Moreover, pay attention to the ingredients in your dried fruit. Dried fruit is already sweet and added sugar isn’t needed. But this is America, and a good number of brands add sugar to their dried fruits. When you add sugar to dried fruit, it essentially renders it into candy. Pay attention to the ingredients on the nutrition label and avoid any products that list sugar, corn syrup, etc.

While fresh fruit is the recommendation, dried fruit is a solid and more convenient alternative – and definitely a huge step up from snacking on chips, candy or ice cream.

Can Too Much Fruit Make You Gain Weight?

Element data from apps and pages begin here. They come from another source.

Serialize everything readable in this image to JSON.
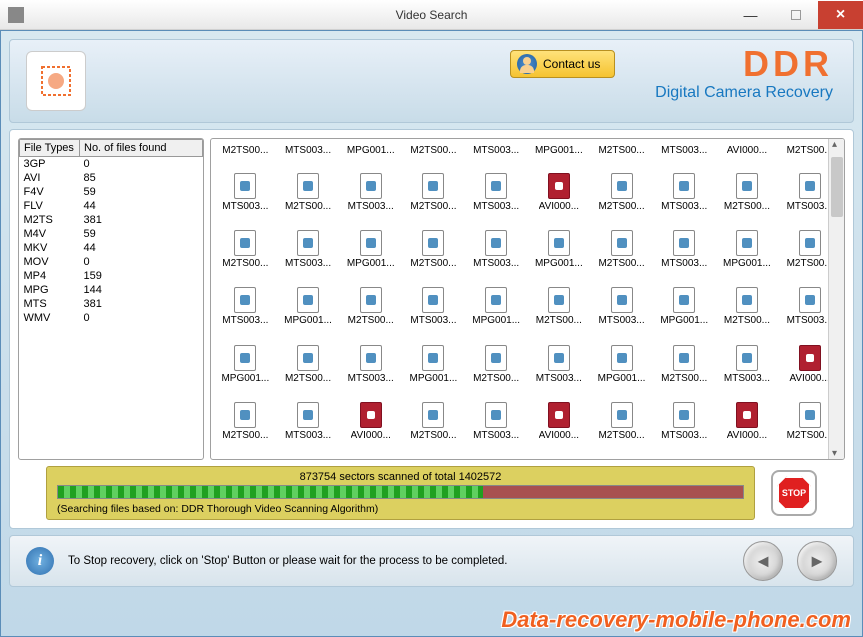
{
  "window": {
    "title": "Video Search"
  },
  "header": {
    "contact_label": "Contact us",
    "brand": "DDR",
    "brand_sub": "Digital Camera Recovery"
  },
  "table": {
    "col1": "File Types",
    "col2": "No. of files found",
    "rows": [
      {
        "type": "3GP",
        "count": "0"
      },
      {
        "type": "AVI",
        "count": "85"
      },
      {
        "type": "F4V",
        "count": "59"
      },
      {
        "type": "FLV",
        "count": "44"
      },
      {
        "type": "M2TS",
        "count": "381"
      },
      {
        "type": "M4V",
        "count": "59"
      },
      {
        "type": "MKV",
        "count": "44"
      },
      {
        "type": "MOV",
        "count": "0"
      },
      {
        "type": "MP4",
        "count": "159"
      },
      {
        "type": "MPG",
        "count": "144"
      },
      {
        "type": "MTS",
        "count": "381"
      },
      {
        "type": "WMV",
        "count": "0"
      }
    ]
  },
  "files": {
    "row0": [
      "M2TS00...",
      "MTS003...",
      "MPG001...",
      "M2TS00...",
      "MTS003...",
      "MPG001...",
      "M2TS00...",
      "MTS003...",
      "AVI000...",
      "M2TS00..."
    ],
    "rows": [
      [
        {
          "n": "MTS003..."
        },
        {
          "n": "M2TS00..."
        },
        {
          "n": "MTS003..."
        },
        {
          "n": "M2TS00..."
        },
        {
          "n": "MTS003..."
        },
        {
          "n": "AVI000...",
          "red": true
        },
        {
          "n": "M2TS00..."
        },
        {
          "n": "MTS003..."
        },
        {
          "n": "M2TS00..."
        },
        {
          "n": "MTS003..."
        }
      ],
      [
        {
          "n": "M2TS00..."
        },
        {
          "n": "MTS003..."
        },
        {
          "n": "MPG001..."
        },
        {
          "n": "M2TS00..."
        },
        {
          "n": "MTS003..."
        },
        {
          "n": "MPG001..."
        },
        {
          "n": "M2TS00..."
        },
        {
          "n": "MTS003..."
        },
        {
          "n": "MPG001..."
        },
        {
          "n": "M2TS00..."
        }
      ],
      [
        {
          "n": "MTS003..."
        },
        {
          "n": "MPG001..."
        },
        {
          "n": "M2TS00..."
        },
        {
          "n": "MTS003..."
        },
        {
          "n": "MPG001..."
        },
        {
          "n": "M2TS00..."
        },
        {
          "n": "MTS003..."
        },
        {
          "n": "MPG001..."
        },
        {
          "n": "M2TS00..."
        },
        {
          "n": "MTS003..."
        }
      ],
      [
        {
          "n": "MPG001..."
        },
        {
          "n": "M2TS00..."
        },
        {
          "n": "MTS003..."
        },
        {
          "n": "MPG001..."
        },
        {
          "n": "M2TS00..."
        },
        {
          "n": "MTS003..."
        },
        {
          "n": "MPG001..."
        },
        {
          "n": "M2TS00..."
        },
        {
          "n": "MTS003..."
        },
        {
          "n": "AVI000...",
          "red": true
        }
      ],
      [
        {
          "n": "M2TS00..."
        },
        {
          "n": "MTS003..."
        },
        {
          "n": "AVI000...",
          "red": true
        },
        {
          "n": "M2TS00..."
        },
        {
          "n": "MTS003..."
        },
        {
          "n": "AVI000...",
          "red": true
        },
        {
          "n": "M2TS00..."
        },
        {
          "n": "MTS003..."
        },
        {
          "n": "AVI000...",
          "red": true
        },
        {
          "n": "M2TS00..."
        }
      ]
    ]
  },
  "progress": {
    "text": "873754 sectors scanned of total 1402572",
    "algo": "(Searching files based on:  DDR Thorough Video Scanning Algorithm)",
    "stop_label": "STOP"
  },
  "footer": {
    "hint": "To Stop recovery, click on 'Stop' Button or please wait for the process to be completed."
  },
  "watermark": "Data-recovery-mobile-phone.com"
}
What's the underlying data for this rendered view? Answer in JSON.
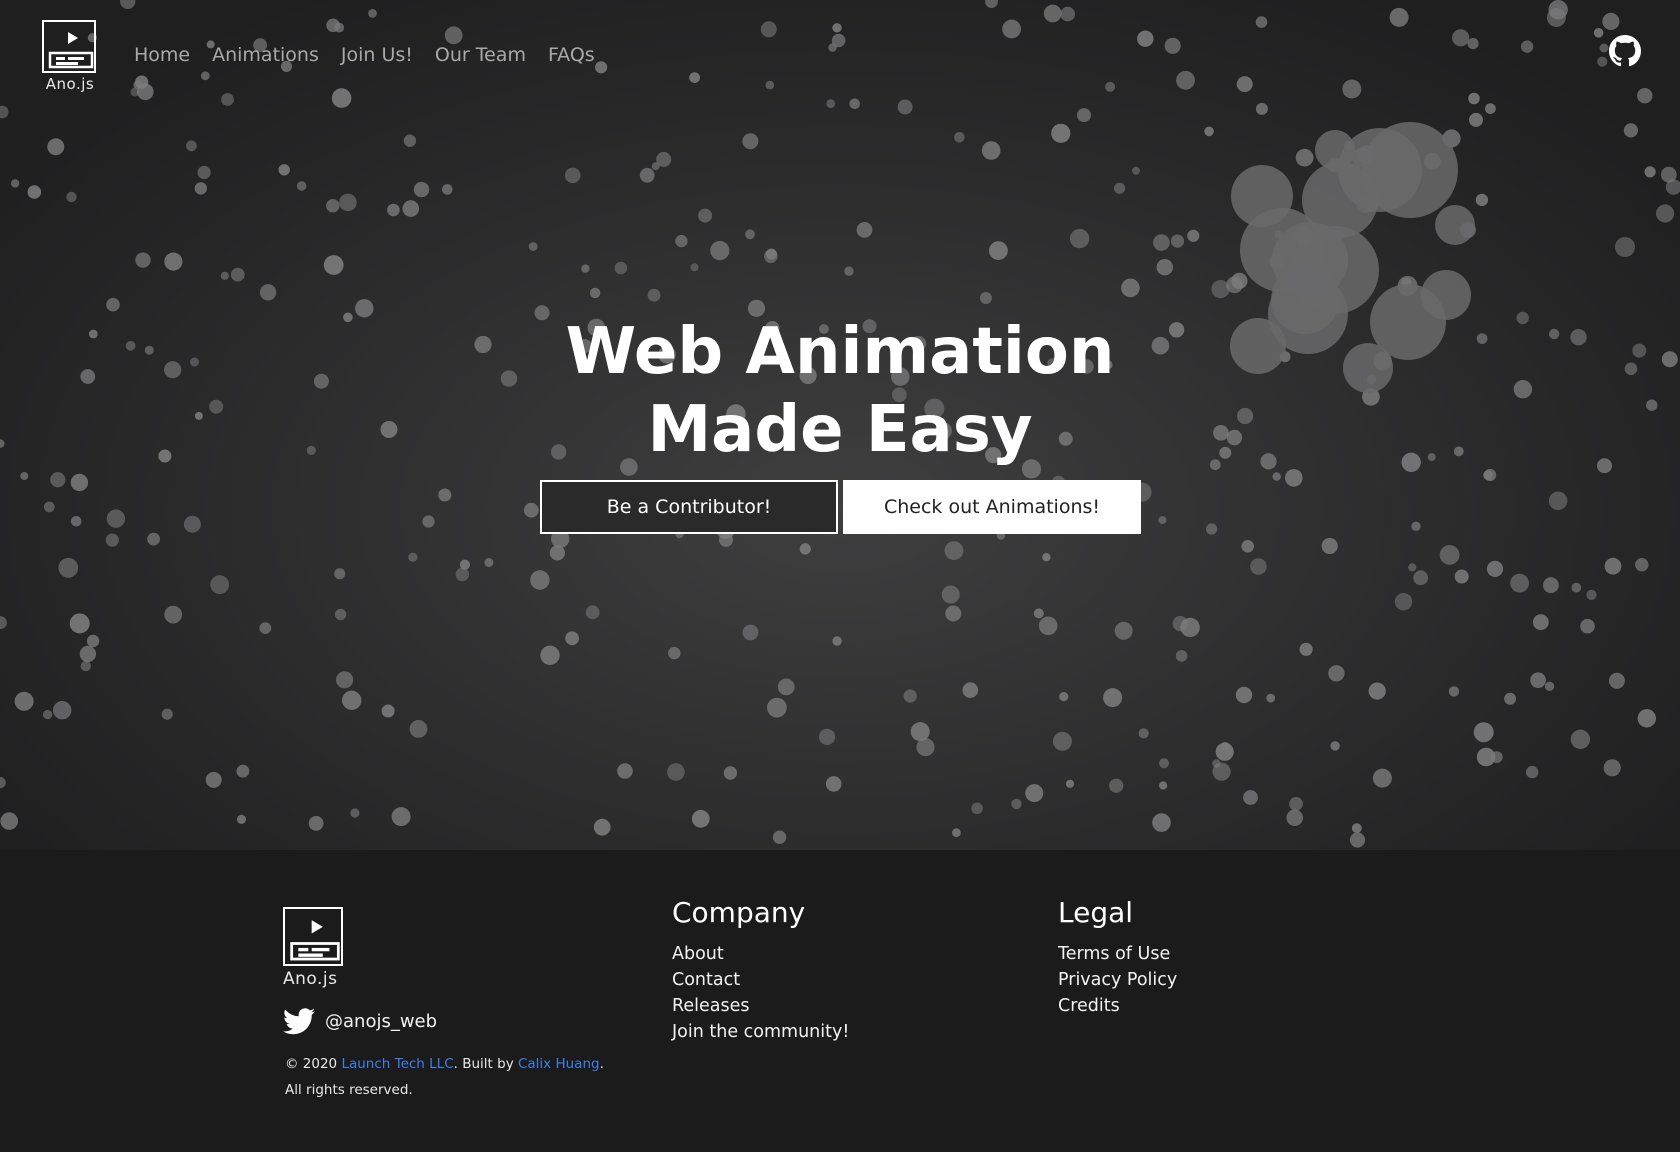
{
  "brand": {
    "name": "Ano.js"
  },
  "nav": {
    "items": [
      "Home",
      "Animations",
      "Join Us!",
      "Our Team",
      "FAQs"
    ]
  },
  "header": {
    "github_icon": "github-icon"
  },
  "hero": {
    "title_line1": "Web Animation",
    "title_line2": "Made Easy",
    "primary_button": "Be a Contributor!",
    "secondary_button": "Check out Animations!"
  },
  "footer": {
    "twitter_handle": "@anojs_web",
    "copyright_prefix": "© 2020 ",
    "company_link": "Launch Tech LLC",
    "built_by": ". Built by ",
    "author_link": "Calix Huang",
    "rights": ". All rights reserved.",
    "company": {
      "heading": "Company",
      "links": [
        "About",
        "Contact",
        "Releases",
        "Join the community!"
      ]
    },
    "legal": {
      "heading": "Legal",
      "links": [
        "Terms of Use",
        "Privacy Policy",
        "Credits"
      ]
    }
  },
  "colors": {
    "background": "#1b1b1c",
    "link_accent": "#3d7fe8",
    "particle": "#8a8a8a"
  }
}
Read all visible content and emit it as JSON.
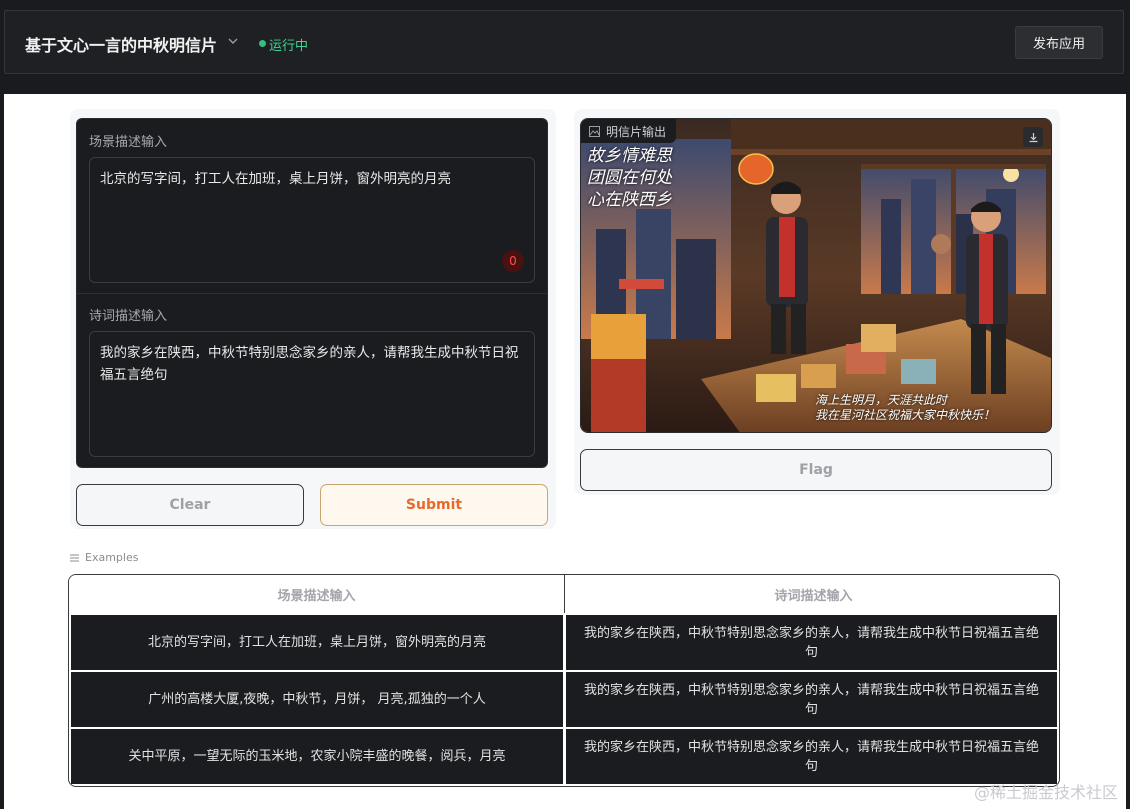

Dear Davey,

I love fruit! I eat it several times a day, but I’ve heard that too much fruit isn’t necessarily a good thing. Can eating too much fruit make you gain weight?

From,
Brandon

Fruit: Too Much of a Good Thing?

Thanks for the great question. Most people are surprised to learn that too much of anything can make you gain weight…. Even steamed broccoli!

Weight gain occurs when you take more calories in than you burn off in a day. Of course, because vegetables like broccoli are less calorie dense than many other foods, you’d probably fill up before achieving a calorie surplus.

Fruits, on the other hand, tend to have several times the calories of non-starchy vegetables when compared ounce for ounce. The higher caloric count in fruit is due to its sugar content; therefore, it’s important to consume fruits in moderation.

It’s worth noting that though fruit is often high in sugar, fruits are packed with many other healthy nutrients and are often rich in fiber. High fiber diets may lower the risk of colon cancer, heart disease, and type 2 diabetes – and fiber helps normalize bowel movements and lower cholesterol. Fiber even facilitates weight loss by minimizing blood sugar spikes and helping dieters feel full and satisfied. As such, it’s not fair to put apples and ice cream in the same category just by virtue of their sugar content.

Government guidelines recommend 2 cups of fruit per day. Opt for fresh or frozen fruit – and stay away from dried fruits which often contain added sugar. They’re also easier to overeat. Fruit juice, which usually contains very little fiber (and usually very little fruit), doesn’t count. Apples, berries, bananas, papayas, melons, avocados (yup, it’s a fruit!) guavas and kiwis are often regarded as some of the healthiest fruit choices available.

So eat up – just do so in moderation!